MWF Seeking BFF: My Yearlong Search for a New Best Friend by Rachel Bertsche:
As described on Amazon:
When Rachel Bertsche first moves to Chicago, she’s thrilled to finally share a zip code, let alone an apartment, with her boyfriend. But shortly after getting married, Bertsche realizes that her new life is missing one thing: friends. Sure, she has plenty of BFFs—in New York and San Francisco and Boston and Washington, D.C. Still, in her adopted hometown, there’s no one to call at the last minute for girl talk over brunch or a reality-TV marathon over a bottle of wine. Taking matters into her own hands, Bertsche develops a plan: She’ll go on fifty-two friend-dates, one per week for a year, in hopes of meeting her new Best Friend Forever.
In the book, Rachel does more than chronicle her friend-dates, although that would be entertaining enough. She recounts her insecurities going into each date and the humorous awkwardness of dates gone wrong. She shares the difficulties she encountered in trying to find 52 women who would agree to “date” her, and the strategies she used to broaden her potential social network. She also works in summaries of research on adult female friendships and the adult friend-making process.
As recounted in the book, Rachel blogged about her mission, and has some funny stories about “dating” a blogger. She also touches on the incongruous feelings that bloggers have about other bloggers. After discovering that her next date had blogged about her upcoming “Blind Friend Date,” she writes:
I shouldn’t be so surprised. After all, I have a blog. . . . Still, when you spend your time observing other people it’s a surprise when you suddenly realize that someone is watching you.
I also enjoyed her discussions of why her need for more BFFs did not reflect poorly on her relationship with her husband. Girlfriendships are different. While I was reading this book, I was considering buying the Westin Heavenly Bed to replace our aging, sagging mattress. My husband had given his approval, and could not understand why I kept raising the issue with my girlfriends.
His view: My friends would not be sleeping on it–why would their opinion matter?
My view: It was a $3000 non-refundable purchase. I wanted to know if my friends got a good night’s sleep when they stayed at a Westin hotel, and if they agreed that the full set of 300 thread count linens made the price easier to swallow–or even a good deal!
As Rachel wrote:
It’s not for lack of trying, but men can only go over the same thing so many times.
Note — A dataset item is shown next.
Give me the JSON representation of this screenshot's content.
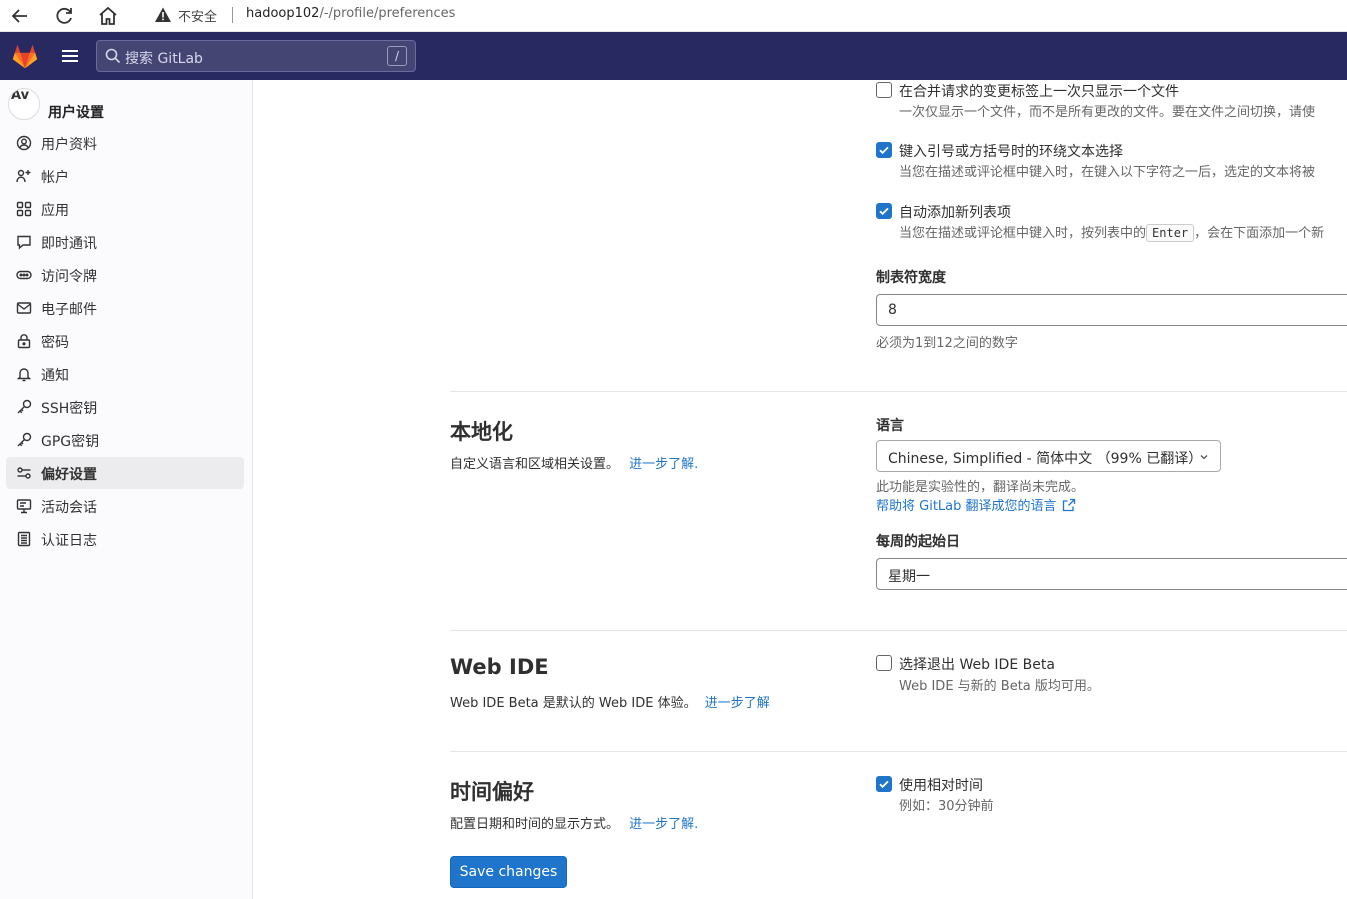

They don’t understand that, as women, we crave having someone validate our feelings. And then do it twice more.
While the book was first and foremost entertaining, it also left me pondering some bigger things:
My life decisions may have limited my circle of friends. I had my children early, before most of my high school and college friends even were married. I went to law school at night when my kids were in elementary school, making it hard to maintain even my “mommy” friendships. I have a job that could consume my every waking hour, and while I carve out time for my husband and kids, it is harder to carve out time for friendships.
Developing, maintaining and nurturing my girlfriendships is important and should be a priority.
I should find time/make time to pursue hobbies and other things that I’ve always wanted to do–and I might even make new friends in the process. (So far on this list: joining a book club and taking a knitting class.)
Reading this book when I’m on the verge of having an empty nest was good timing for me. Now I am determined not to let work suck up the extra time I’ll have when my son goes off to college, but instead I will try to fill my life with more living.
Have you read this book?
Do you feel like you have enough BFFs in your life?